From the records that follow, copy every line in which "Size" appears.

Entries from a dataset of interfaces
==============================
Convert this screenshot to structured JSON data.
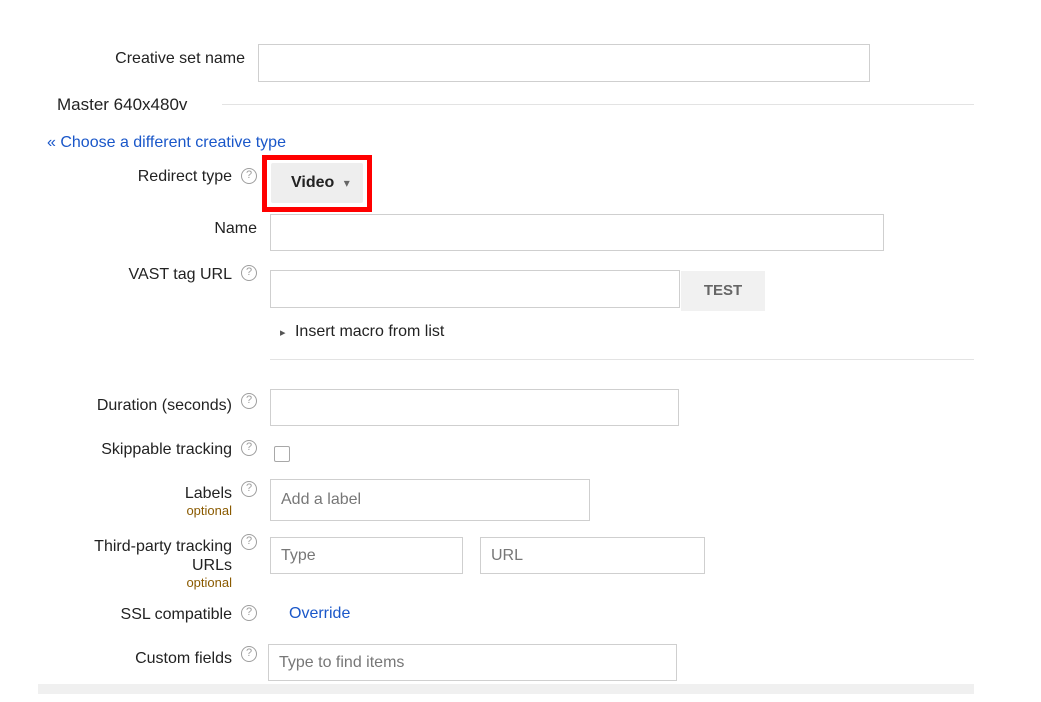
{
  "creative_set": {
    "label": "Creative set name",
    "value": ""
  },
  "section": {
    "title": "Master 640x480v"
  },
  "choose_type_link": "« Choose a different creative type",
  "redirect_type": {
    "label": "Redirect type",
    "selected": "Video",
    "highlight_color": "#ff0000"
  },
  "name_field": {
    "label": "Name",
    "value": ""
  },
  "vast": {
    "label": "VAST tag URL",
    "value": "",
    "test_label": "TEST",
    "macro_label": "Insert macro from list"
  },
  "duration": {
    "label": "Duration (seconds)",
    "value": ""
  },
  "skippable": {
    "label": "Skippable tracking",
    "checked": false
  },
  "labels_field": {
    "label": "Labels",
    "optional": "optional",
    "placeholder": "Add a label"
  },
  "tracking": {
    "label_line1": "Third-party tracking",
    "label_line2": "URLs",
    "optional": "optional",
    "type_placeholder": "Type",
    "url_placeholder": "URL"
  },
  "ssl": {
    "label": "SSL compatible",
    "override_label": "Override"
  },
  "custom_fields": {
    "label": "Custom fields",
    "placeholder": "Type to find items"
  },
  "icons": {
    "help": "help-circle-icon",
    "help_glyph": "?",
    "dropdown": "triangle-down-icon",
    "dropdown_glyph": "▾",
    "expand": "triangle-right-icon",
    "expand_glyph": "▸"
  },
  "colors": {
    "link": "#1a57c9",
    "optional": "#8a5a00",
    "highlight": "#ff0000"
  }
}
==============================
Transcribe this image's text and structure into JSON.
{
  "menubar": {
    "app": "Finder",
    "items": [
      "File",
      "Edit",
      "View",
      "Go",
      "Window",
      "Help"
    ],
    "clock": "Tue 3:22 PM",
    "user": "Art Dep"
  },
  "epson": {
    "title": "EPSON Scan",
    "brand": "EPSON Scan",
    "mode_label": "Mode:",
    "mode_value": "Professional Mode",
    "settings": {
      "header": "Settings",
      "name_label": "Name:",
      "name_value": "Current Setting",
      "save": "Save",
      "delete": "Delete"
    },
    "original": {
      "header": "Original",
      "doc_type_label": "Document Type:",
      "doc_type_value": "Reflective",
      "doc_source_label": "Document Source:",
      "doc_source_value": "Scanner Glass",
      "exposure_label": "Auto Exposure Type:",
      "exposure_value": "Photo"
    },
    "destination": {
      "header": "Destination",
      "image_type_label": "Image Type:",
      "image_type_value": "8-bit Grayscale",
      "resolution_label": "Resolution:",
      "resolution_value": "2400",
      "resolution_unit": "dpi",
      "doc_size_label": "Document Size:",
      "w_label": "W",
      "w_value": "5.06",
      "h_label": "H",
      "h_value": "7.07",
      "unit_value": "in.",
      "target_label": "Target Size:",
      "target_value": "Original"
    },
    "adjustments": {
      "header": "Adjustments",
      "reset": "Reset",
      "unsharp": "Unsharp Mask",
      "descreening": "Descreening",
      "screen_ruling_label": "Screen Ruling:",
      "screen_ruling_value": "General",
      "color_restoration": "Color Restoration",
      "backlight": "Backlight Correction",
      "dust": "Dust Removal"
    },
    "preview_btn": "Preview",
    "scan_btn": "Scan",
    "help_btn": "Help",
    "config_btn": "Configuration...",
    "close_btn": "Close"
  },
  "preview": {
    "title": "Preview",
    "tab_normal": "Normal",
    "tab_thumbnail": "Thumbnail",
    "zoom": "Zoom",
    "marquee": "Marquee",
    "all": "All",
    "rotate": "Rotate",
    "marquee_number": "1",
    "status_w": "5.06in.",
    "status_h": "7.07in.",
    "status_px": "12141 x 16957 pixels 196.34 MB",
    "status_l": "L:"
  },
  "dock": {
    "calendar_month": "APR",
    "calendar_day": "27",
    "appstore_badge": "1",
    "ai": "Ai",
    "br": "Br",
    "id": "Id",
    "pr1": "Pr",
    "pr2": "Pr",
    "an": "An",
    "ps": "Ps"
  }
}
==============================
THE COMPLETED TASK:
      "doc_size_label": "Document Size:",
      "target_label": "Target Size:",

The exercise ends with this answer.